+++ Data provided +++

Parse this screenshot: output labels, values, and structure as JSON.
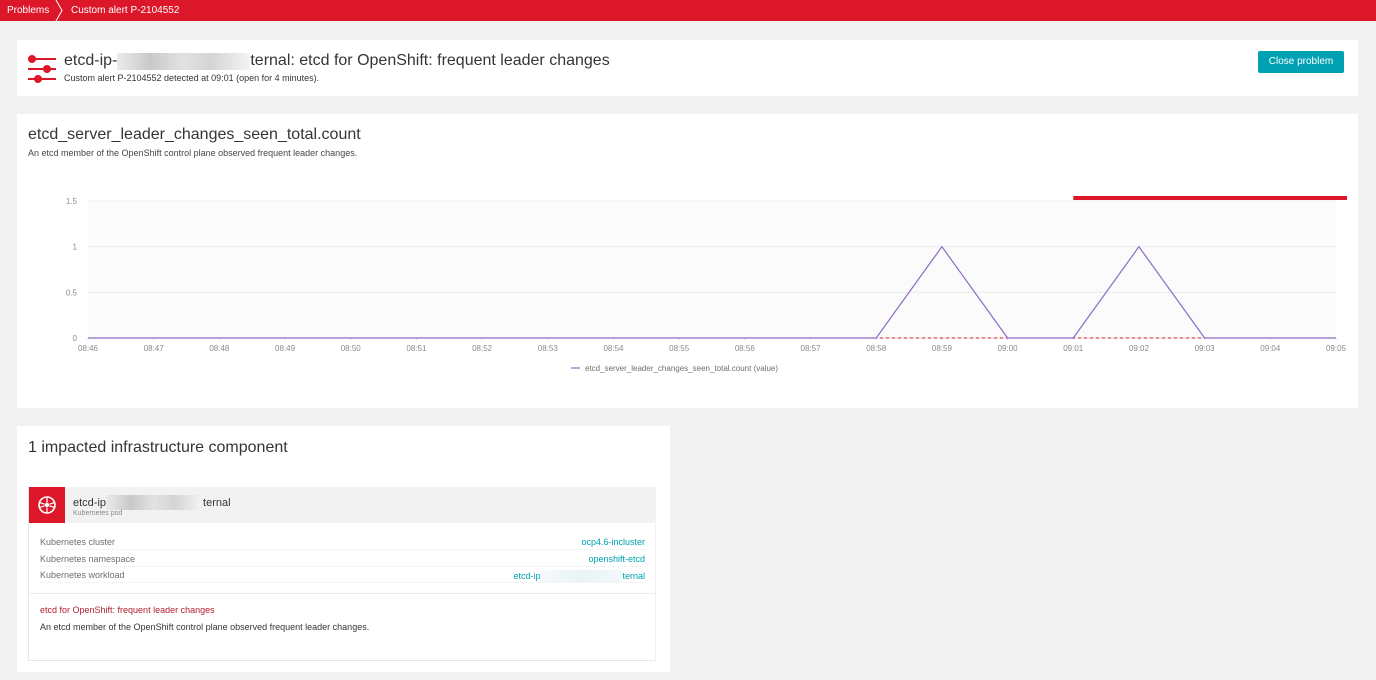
{
  "breadcrumb": {
    "items": [
      "Problems",
      "Custom alert P-2104552"
    ]
  },
  "problem": {
    "title_prefix": "etcd-ip-",
    "title_suffix": "ternal: etcd for OpenShift: frequent leader changes",
    "subtitle": "Custom alert P-2104552 detected at 09:01 (open for 4 minutes).",
    "close_button": "Close problem"
  },
  "metric": {
    "name": "etcd_server_leader_changes_seen_total.count",
    "description": "An etcd member of the OpenShift control plane observed frequent leader changes."
  },
  "chart_data": {
    "type": "line",
    "x": [
      "08:46",
      "08:47",
      "08:48",
      "08:49",
      "08:50",
      "08:51",
      "08:52",
      "08:53",
      "08:54",
      "08:55",
      "08:56",
      "08:57",
      "08:58",
      "08:59",
      "09:00",
      "09:01",
      "09:02",
      "09:03",
      "09:04",
      "09:05"
    ],
    "series": [
      {
        "name": "etcd_server_leader_changes_seen_total.count (value)",
        "color": "#8e6bc4",
        "points": [
          {
            "x": "08:46",
            "y": 0
          },
          {
            "x": "08:58",
            "y": 0
          },
          {
            "x": "08:59",
            "y": 1
          },
          {
            "x": "09:00",
            "y": 0
          },
          {
            "x": "09:01",
            "y": 0
          },
          {
            "x": "09:02",
            "y": 1
          },
          {
            "x": "09:03",
            "y": 0
          },
          {
            "x": "09:05",
            "y": 0
          }
        ]
      }
    ],
    "threshold": {
      "value": 0,
      "color": "#dc172a",
      "style": "dashed"
    },
    "problem_interval": {
      "start": "09:01",
      "end": "09:05",
      "color": "#dc172a"
    },
    "yticks": [
      "0",
      "0.5",
      "1",
      "1.5"
    ],
    "ylim": [
      0,
      1.5
    ],
    "title": "",
    "xlabel": "",
    "ylabel": "",
    "grid": true,
    "legend_position": "bottom"
  },
  "impacted": {
    "title": "1 impacted infrastructure component",
    "entity_prefix": "etcd-ip",
    "entity_suffix": "ternal",
    "entity_type": "Kubernetes pod",
    "pod_icon": "kubernetes-icon",
    "properties": [
      {
        "key": "Kubernetes cluster",
        "value": "ocp4.6-incluster"
      },
      {
        "key": "Kubernetes namespace",
        "value": "openshift-etcd"
      },
      {
        "key": "Kubernetes workload",
        "value_prefix": "etcd-ip",
        "value_suffix": "ternal"
      }
    ],
    "event_title": "etcd for OpenShift: frequent leader changes",
    "event_description": "An etcd member of the OpenShift control plane observed frequent leader changes."
  },
  "colors": {
    "brand_red": "#dc172a",
    "accent_teal": "#00a1b2",
    "series_purple": "#8e6bc4"
  }
}
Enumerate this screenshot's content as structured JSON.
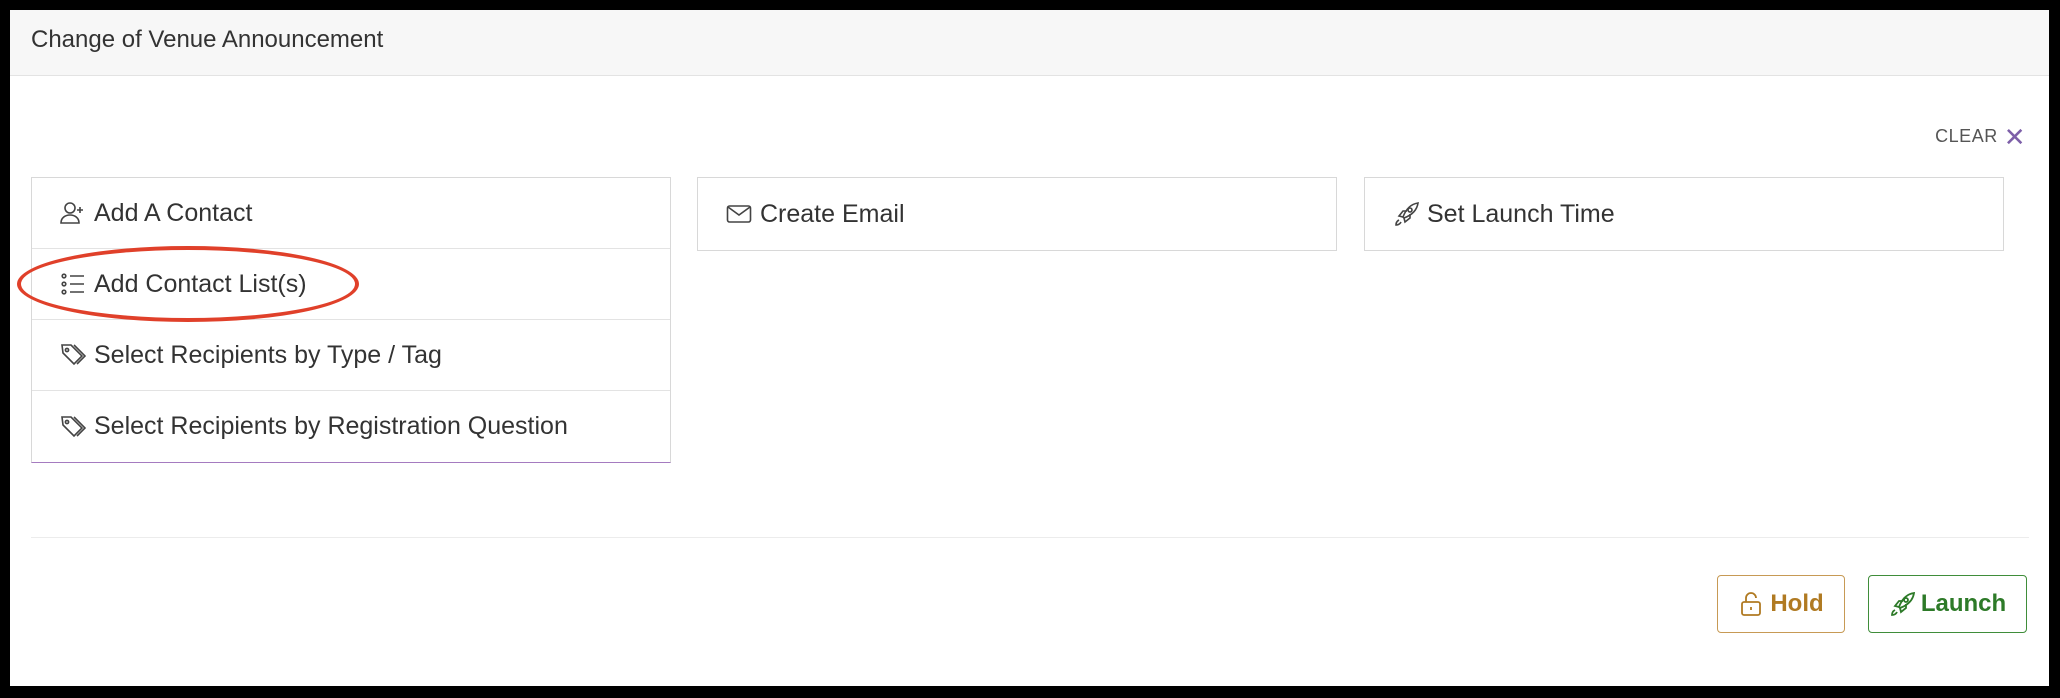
{
  "header": {
    "title": "Change of Venue Announcement"
  },
  "clear": {
    "label": "CLEAR",
    "icon": "close-icon"
  },
  "recipients": {
    "items": [
      {
        "label": "Add A Contact",
        "icon": "user-plus-icon"
      },
      {
        "label": "Add Contact List(s)",
        "icon": "list-icon"
      },
      {
        "label": "Select Recipients by Type / Tag",
        "icon": "tags-icon"
      },
      {
        "label": "Select Recipients by Registration Question",
        "icon": "tags-icon"
      }
    ]
  },
  "email": {
    "label": "Create Email",
    "icon": "envelope-icon"
  },
  "launch_time": {
    "label": "Set Launch Time",
    "icon": "rocket-icon"
  },
  "actions": {
    "hold_label": "Hold",
    "launch_label": "Launch"
  },
  "colors": {
    "accent": "#7d5fa8",
    "hold": "#b07a22",
    "launch": "#2d7a28",
    "highlight": "#e0402a"
  }
}
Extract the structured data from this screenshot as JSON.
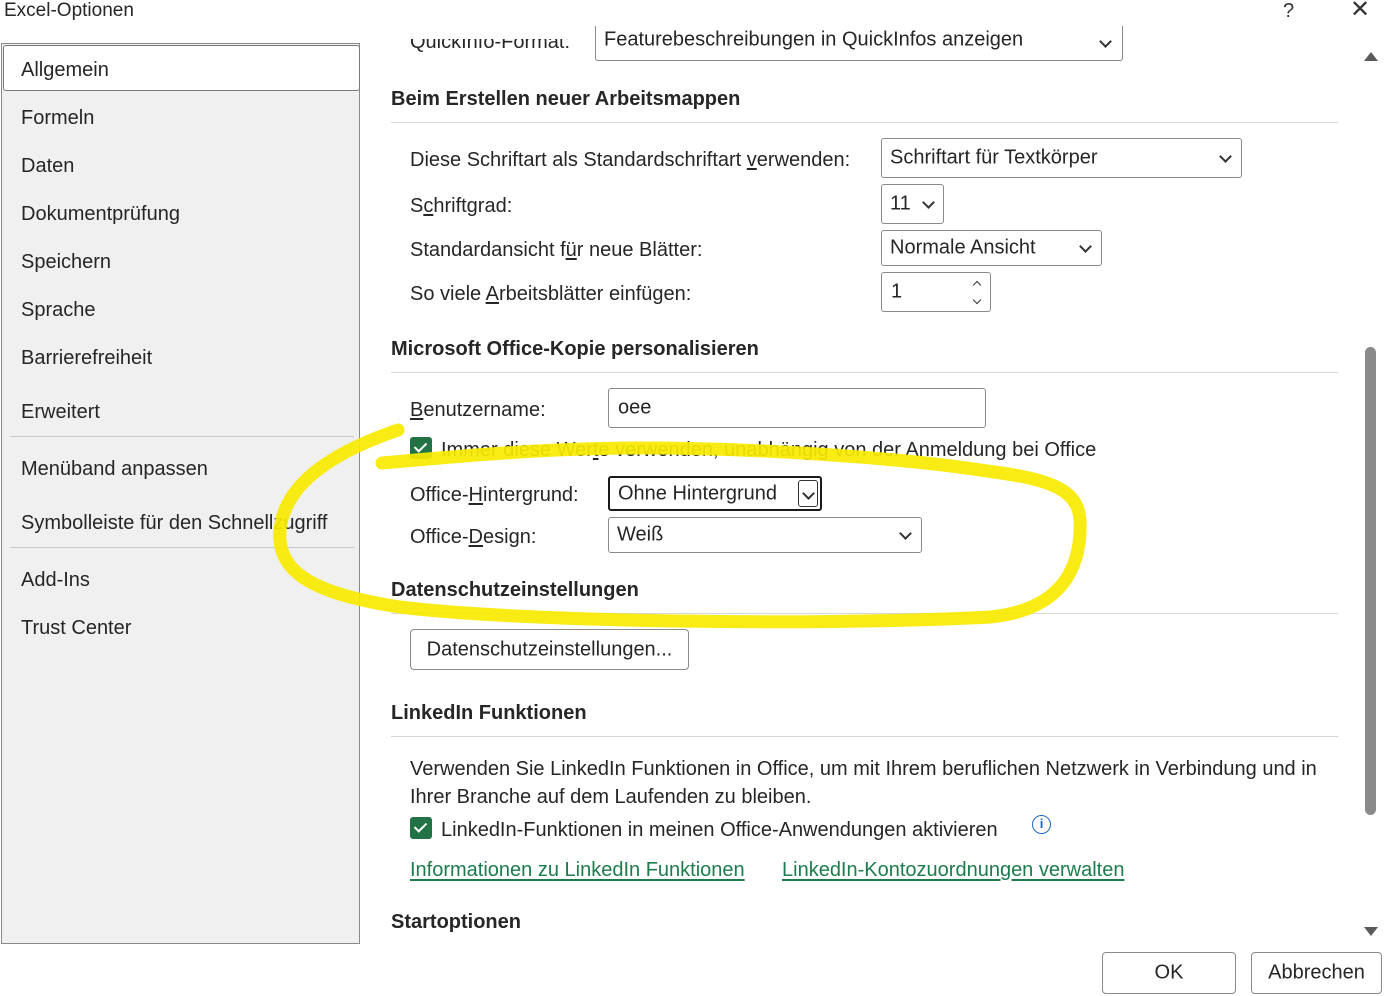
{
  "window": {
    "title": "Excel-Optionen",
    "help_label": "?",
    "close_label": "✕"
  },
  "sidebar": {
    "items": [
      {
        "label": "Allgemein",
        "selected": true
      },
      {
        "label": "Formeln"
      },
      {
        "label": "Daten"
      },
      {
        "label": "Dokumentprüfung"
      },
      {
        "label": "Speichern"
      },
      {
        "label": "Sprache"
      },
      {
        "label": "Barrierefreiheit"
      },
      {
        "label": "Erweitert"
      },
      {
        "label": "Menüband anpassen"
      },
      {
        "label": "Symbolleiste für den Schnellzugriff"
      },
      {
        "label": "Add-Ins"
      },
      {
        "label": "Trust Center"
      }
    ]
  },
  "top_cut": {
    "label": "QuickInfo-Format:",
    "value": "Featurebeschreibungen in QuickInfos anzeigen"
  },
  "new_workbooks": {
    "heading": "Beim Erstellen neuer Arbeitsmappen",
    "font_label_pre": "Diese Schriftart als Standardschriftart ",
    "font_label_key": "v",
    "font_label_post": "erwenden:",
    "font_value": "Schriftart für Textkörper",
    "size_label_pre": "S",
    "size_label_key": "c",
    "size_label_post": "hriftgrad:",
    "size_value": "11",
    "view_label_pre": "Standardansicht f",
    "view_label_key": "ü",
    "view_label_post": "r neue Blätter:",
    "view_value": "Normale Ansicht",
    "sheets_label_pre": "So viele ",
    "sheets_label_key": "A",
    "sheets_label_post": "rbeitsblätter einfügen:",
    "sheets_value": "1"
  },
  "personalize": {
    "heading": "Microsoft Office-Kopie personalisieren",
    "username_label_key": "B",
    "username_label_post": "enutzername:",
    "username_value": "oee",
    "always_pre": "Immer diese Wer",
    "always_key": "t",
    "always_post": "e verwenden, unabhängig von der Anmeldung bei Office",
    "always_checked": true,
    "background_label_pre": "Office-",
    "background_label_key": "H",
    "background_label_post": "intergrund:",
    "background_value": "Ohne Hintergrund",
    "design_label_pre": "Office-",
    "design_label_key": "D",
    "design_label_post": "esign:",
    "design_value": "Weiß"
  },
  "privacy": {
    "heading": "Datenschutzeinstellungen",
    "button_label": "Datenschutzeinstellungen..."
  },
  "linkedin": {
    "heading": "LinkedIn Funktionen",
    "description": "Verwenden Sie LinkedIn Funktionen in Office, um mit Ihrem beruflichen Netzwerk in Verbindung und in Ihrer Branche auf dem Laufenden zu bleiben.",
    "enable_label": "LinkedIn-Funktionen in meinen Office-Anwendungen aktivieren",
    "enable_checked": true,
    "info_glyph": "i",
    "link_info": "Informationen zu LinkedIn Funktionen",
    "link_manage": "LinkedIn-Kontozuordnungen verwalten"
  },
  "startup": {
    "heading": "Startoptionen"
  },
  "footer": {
    "ok_label": "OK",
    "cancel_label": "Abbrechen"
  },
  "colors": {
    "accent_green": "#217346",
    "link_green": "#1c7c4c",
    "annotation_yellow": "#f7ea00"
  }
}
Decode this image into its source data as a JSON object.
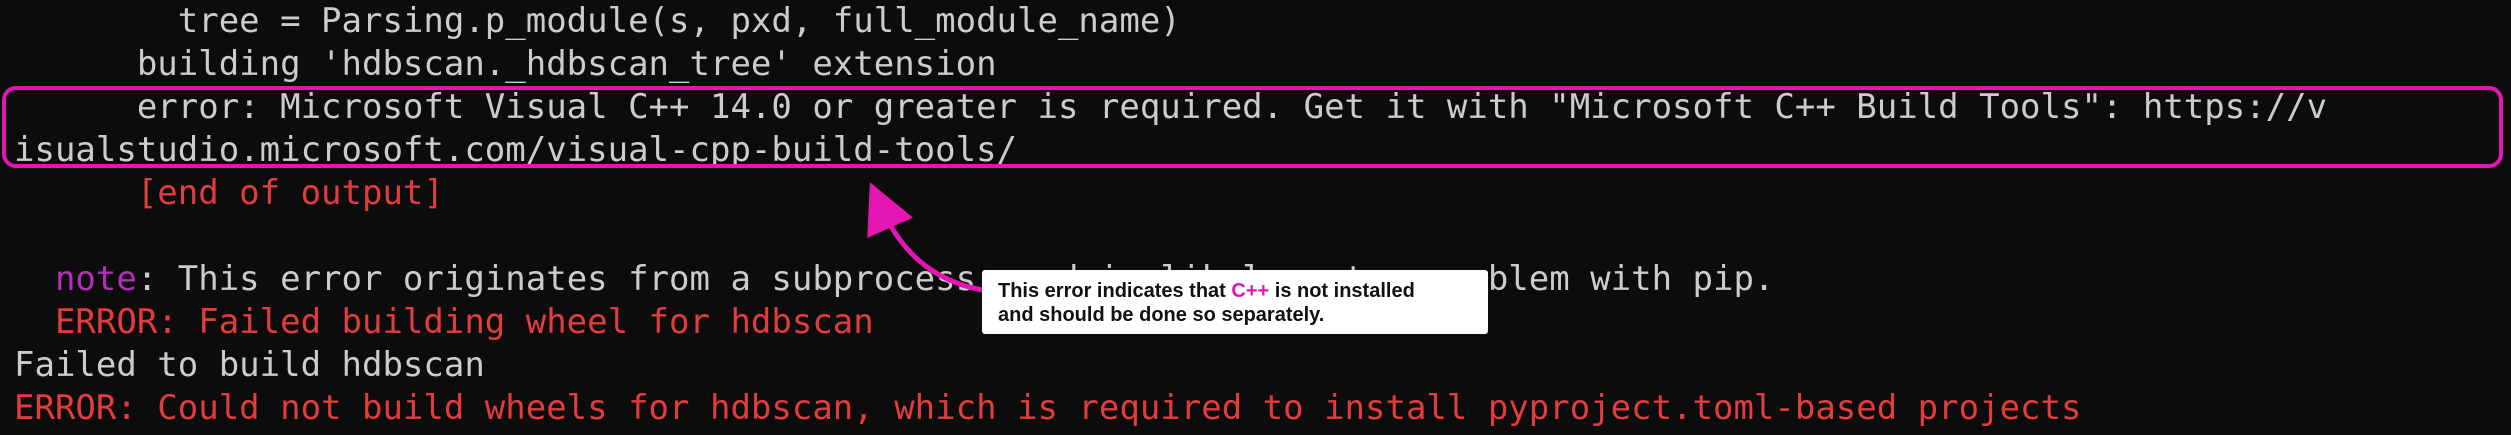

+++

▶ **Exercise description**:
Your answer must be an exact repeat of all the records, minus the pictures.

▶ **Solution to the exercise**:
Parse this screenshot: output labels, values, and structure as JSON.
{
  "breadcrumb": {
    "items": [
      "Problems",
      "Custom alert P-2104552"
    ]
  },
  "problem": {
    "title_prefix": "etcd-ip-",
    "title_suffix": "ternal: etcd for OpenShift: frequent leader changes",
    "subtitle": "Custom alert P-2104552 detected at 09:01 (open for 4 minutes).",
    "close_button": "Close problem"
  },
  "metric": {
    "name": "etcd_server_leader_changes_seen_total.count",
    "description": "An etcd member of the OpenShift control plane observed frequent leader changes."
  },
  "chart_data": {
    "type": "line",
    "x": [
      "08:46",
      "08:47",
      "08:48",
      "08:49",
      "08:50",
      "08:51",
      "08:52",
      "08:53",
      "08:54",
      "08:55",
      "08:56",
      "08:57",
      "08:58",
      "08:59",
      "09:00",
      "09:01",
      "09:02",
      "09:03",
      "09:04",
      "09:05"
    ],
    "series": [
      {
        "name": "etcd_server_leader_changes_seen_total.count (value)",
        "color": "#8e6bc4",
        "points": [
          {
            "x": "08:46",
            "y": 0
          },
          {
            "x": "08:58",
            "y": 0
          },
          {
            "x": "08:59",
            "y": 1
          },
          {
            "x": "09:00",
            "y": 0
          },
          {
            "x": "09:01",
            "y": 0
          },
          {
            "x": "09:02",
            "y": 1
          },
          {
            "x": "09:03",
            "y": 0
          },
          {
            "x": "09:05",
            "y": 0
          }
        ]
      }
    ],
    "threshold": {
      "value": 0,
      "color": "#dc172a",
      "style": "dashed"
    },
    "problem_interval": {
      "start": "09:01",
      "end": "09:05",
      "color": "#dc172a"
    },
    "yticks": [
      "0",
      "0.5",
      "1",
      "1.5"
    ],
    "ylim": [
      0,
      1.5
    ],
    "title": "",
    "xlabel": "",
    "ylabel": "",
    "grid": true,
    "legend_position": "bottom"
  },
  "impacted": {
    "title": "1 impacted infrastructure component",
    "entity_prefix": "etcd-ip",
    "entity_suffix": "ternal",
    "entity_type": "Kubernetes pod",
    "pod_icon": "kubernetes-icon",
    "properties": [
      {
        "key": "Kubernetes cluster",
        "value": "ocp4.6-incluster"
      },
      {
        "key": "Kubernetes namespace",
        "value": "openshift-etcd"
      },
      {
        "key": "Kubernetes workload",
        "value_prefix": "etcd-ip",
        "value_suffix": "ternal"
      }
    ],
    "event_title": "etcd for OpenShift: frequent leader changes",
    "event_description": "An etcd member of the OpenShift control plane observed frequent leader changes."
  },
  "colors": {
    "brand_red": "#dc172a",
    "accent_teal": "#00a1b2",
    "series_purple": "#8e6bc4"
  }
}
Enumerate this screenshot's content as structured JSON.
{
  "header": {
    "title": "Change of Venue Announcement"
  },
  "clear": {
    "label": "CLEAR",
    "icon": "close-icon"
  },
  "recipients": {
    "items": [
      {
        "label": "Add A Contact",
        "icon": "user-plus-icon"
      },
      {
        "label": "Add Contact List(s)",
        "icon": "list-icon"
      },
      {
        "label": "Select Recipients by Type / Tag",
        "icon": "tags-icon"
      },
      {
        "label": "Select Recipients by Registration Question",
        "icon": "tags-icon"
      }
    ]
  },
  "email": {
    "label": "Create Email",
    "icon": "envelope-icon"
  },
  "launch_time": {
    "label": "Set Launch Time",
    "icon": "rocket-icon"
  },
  "actions": {
    "hold_label": "Hold",
    "launch_label": "Launch"
  },
  "colors": {
    "accent": "#7d5fa8",
    "hold": "#b07a22",
    "launch": "#2d7a28",
    "highlight": "#e0402a"
  }
}
Extract the structured data from this screenshot as JSON.
{
  "window": {
    "title": "Excel-Optionen",
    "help_label": "?",
    "close_label": "✕"
  },
  "sidebar": {
    "items": [
      {
        "label": "Allgemein",
        "selected": true
      },
      {
        "label": "Formeln"
      },
      {
        "label": "Daten"
      },
      {
        "label": "Dokumentprüfung"
      },
      {
        "label": "Speichern"
      },
      {
        "label": "Sprache"
      },
      {
        "label": "Barrierefreiheit"
      },
      {
        "label": "Erweitert"
      },
      {
        "label": "Menüband anpassen"
      },
      {
        "label": "Symbolleiste für den Schnellzugriff"
      },
      {
        "label": "Add-Ins"
      },
      {
        "label": "Trust Center"
      }
    ]
  },
  "top_cut": {
    "label": "QuickInfo-Format:",
    "value": "Featurebeschreibungen in QuickInfos anzeigen"
  },
  "new_workbooks": {
    "heading": "Beim Erstellen neuer Arbeitsmappen",
    "font_label_pre": "Diese Schriftart als Standardschriftart ",
    "font_label_key": "v",
    "font_label_post": "erwenden:",
    "font_value": "Schriftart für Textkörper",
    "size_label_pre": "S",
    "size_label_key": "c",
    "size_label_post": "hriftgrad:",
    "size_value": "11",
    "view_label_pre": "Standardansicht f",
    "view_label_key": "ü",
    "view_label_post": "r neue Blätter:",
    "view_value": "Normale Ansicht",
    "sheets_label_pre": "So viele ",
    "sheets_label_key": "A",
    "sheets_label_post": "rbeitsblätter einfügen:",
    "sheets_value": "1"
  },
  "personalize": {
    "heading": "Microsoft Office-Kopie personalisieren",
    "username_label_key": "B",
    "username_label_post": "enutzername:",
    "username_value": "oee",
    "always_pre": "Immer diese Wer",
    "always_key": "t",
    "always_post": "e verwenden, unabhängig von der Anmeldung bei Office",
    "always_checked": true,
    "background_label_pre": "Office-",
    "background_label_key": "H",
    "background_label_post": "intergrund:",
    "background_value": "Ohne Hintergrund",
    "design_label_pre": "Office-",
    "design_label_key": "D",
    "design_label_post": "esign:",
    "design_value": "Weiß"
  },
  "privacy": {
    "heading": "Datenschutzeinstellungen",
    "button_label": "Datenschutzeinstellungen..."
  },
  "linkedin": {
    "heading": "LinkedIn Funktionen",
    "description": "Verwenden Sie LinkedIn Funktionen in Office, um mit Ihrem beruflichen Netzwerk in Verbindung und in Ihrer Branche auf dem Laufenden zu bleiben.",
    "enable_label": "LinkedIn-Funktionen in meinen Office-Anwendungen aktivieren",
    "enable_checked": true,
    "info_glyph": "i",
    "link_info": "Informationen zu LinkedIn Funktionen",
    "link_manage": "LinkedIn-Kontozuordnungen verwalten"
  },
  "startup": {
    "heading": "Startoptionen"
  },
  "footer": {
    "ok_label": "OK",
    "cancel_label": "Abbrechen"
  },
  "colors": {
    "accent_green": "#217346",
    "link_green": "#1c7c4c",
    "annotation_yellow": "#f7ea00"
  }
}
Decode this image into its source data as a JSON object.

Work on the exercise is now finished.